“You have every right to protest against the statue, but that is not the time or place to do that,” Ridenhour said concerning discussions the week before about potentially protesting the Confederate monument at the Jackson County Public Library during the solar eclipse festivities. “We are swamped with law enforcement, all hands on deck. We could not possibly police that at the same time.”
The Jackson County NAACP, for example, had wanted to hold a candlelight vigil for the victims of the violence in Charlottesville the weekend of the eclipse but, at the police department’s request, held the demonstration Saturday, Aug. 26, instead.
“I get it for the eclipse,” Nestler said. “That’s an extreme circumstance. It can be used at any time.”
Other sections of the ordinance already say that permits can be denied if the demonstration is “reasonably likely to result in violence” or if there isn’t enough law enforcement available to police it, so why is the broader section about the time and place being inappropriate even necessary, Nestler asked.
“To my knowledge there has never been a permit that has been denied,” Hooper said.
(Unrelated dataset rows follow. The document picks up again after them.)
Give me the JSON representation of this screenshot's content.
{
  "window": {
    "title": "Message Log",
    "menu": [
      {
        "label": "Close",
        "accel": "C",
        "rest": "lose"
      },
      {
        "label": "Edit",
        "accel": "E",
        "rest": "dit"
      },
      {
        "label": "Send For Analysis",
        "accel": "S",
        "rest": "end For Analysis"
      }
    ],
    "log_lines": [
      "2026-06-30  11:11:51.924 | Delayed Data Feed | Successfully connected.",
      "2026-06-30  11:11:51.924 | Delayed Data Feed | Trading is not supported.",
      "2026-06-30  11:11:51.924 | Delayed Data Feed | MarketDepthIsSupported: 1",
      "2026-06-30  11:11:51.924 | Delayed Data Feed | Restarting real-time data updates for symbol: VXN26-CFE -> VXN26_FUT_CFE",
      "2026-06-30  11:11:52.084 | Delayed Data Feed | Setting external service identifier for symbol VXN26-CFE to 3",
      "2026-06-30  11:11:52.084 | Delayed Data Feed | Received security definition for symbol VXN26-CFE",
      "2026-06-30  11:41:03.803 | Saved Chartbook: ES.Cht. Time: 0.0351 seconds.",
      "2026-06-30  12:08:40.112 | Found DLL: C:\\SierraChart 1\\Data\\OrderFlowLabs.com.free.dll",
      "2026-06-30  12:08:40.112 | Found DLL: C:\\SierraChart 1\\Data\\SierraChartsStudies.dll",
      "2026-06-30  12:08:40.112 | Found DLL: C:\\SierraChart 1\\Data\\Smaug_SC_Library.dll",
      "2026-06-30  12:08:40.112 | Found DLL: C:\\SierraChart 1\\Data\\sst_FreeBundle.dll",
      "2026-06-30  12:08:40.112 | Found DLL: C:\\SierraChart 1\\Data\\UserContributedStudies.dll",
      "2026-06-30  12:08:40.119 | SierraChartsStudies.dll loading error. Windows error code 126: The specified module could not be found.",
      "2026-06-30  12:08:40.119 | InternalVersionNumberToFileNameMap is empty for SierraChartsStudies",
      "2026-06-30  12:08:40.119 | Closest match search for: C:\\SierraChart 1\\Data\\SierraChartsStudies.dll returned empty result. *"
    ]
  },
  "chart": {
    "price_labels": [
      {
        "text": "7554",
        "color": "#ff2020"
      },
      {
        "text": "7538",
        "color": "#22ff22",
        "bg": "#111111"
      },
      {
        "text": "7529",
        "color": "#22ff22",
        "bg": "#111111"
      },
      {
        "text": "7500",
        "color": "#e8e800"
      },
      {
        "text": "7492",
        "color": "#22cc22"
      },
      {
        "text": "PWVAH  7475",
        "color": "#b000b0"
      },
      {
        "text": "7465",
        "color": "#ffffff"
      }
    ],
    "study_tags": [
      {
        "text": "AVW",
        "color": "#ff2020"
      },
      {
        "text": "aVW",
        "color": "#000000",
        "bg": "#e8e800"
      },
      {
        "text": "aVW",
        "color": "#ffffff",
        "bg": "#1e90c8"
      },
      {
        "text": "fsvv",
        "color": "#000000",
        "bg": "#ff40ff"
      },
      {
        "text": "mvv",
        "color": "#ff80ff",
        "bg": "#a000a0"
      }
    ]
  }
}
“I know, but you’re not always going to be the police chief,” Nestler said. “There will be people behind you and I feel like this gives too much discretion for denial.”
“At that point you need to trust your town leaders to make sure their best interests are keeping the town safe,” replied Town Manager Paige Dowling.
“I do, but the ordinance already prevents anything dangerous from happening,” Nestler said. “I don’t understand why we need to give more grounds for denial of a protest.”
In a follow-up interview, Hooper said that the language before the revision had been even more vague and maintained that the language Nestler disputed is, in fact, necessary to keep the town safe.
“Yes, I do feel the amended language was necessary because we want to be sure protests are conducted in the safest and most peaceful way possible,” she said. “Our overall goal is to protect the community.”
Commissioner Greg McPherson wasn’t bothered by the grounds for denial but questioned increasing the advance notice required for a permit from 24 hours to seven days.
“Twenty-four hours doesn’t give enough notice to reschedule to allow for overtime pay to bring in officers who may be in Asheville,” Ridenhour said.
“Is that something you’ve had a problem with in the past?” asked McPherson.
“Yes,” Hooper replied. “If we have multiple groups, we’re going to have to reach out to other agencies.”
In a follow-up interview, Hooper clarified that approving a permit won’t take seven days in every case, but rather that the revised ordinance allows the department up to seven days to revise work schedules and make other accommodations necessary for the demonstration to proceed.
Ultimately, the ordinance passed 4-1 with only Nestler opposed.
“David [Nestler] don’t like it, but I like it,” said Commissioner Harold Hensley. “I think they (the police department) should have all the right in the world to control things like that. If you can’t trust your town manager or your police department, who can you trust?”
“I appreciate all the hard work that everybody has put into doing this and trying to spell out for people what North Carolina statutes are in place already that people don’t know about,” Mayor Lynda Sossamon added. “I think it will allow for peaceful parades and demonstrations.”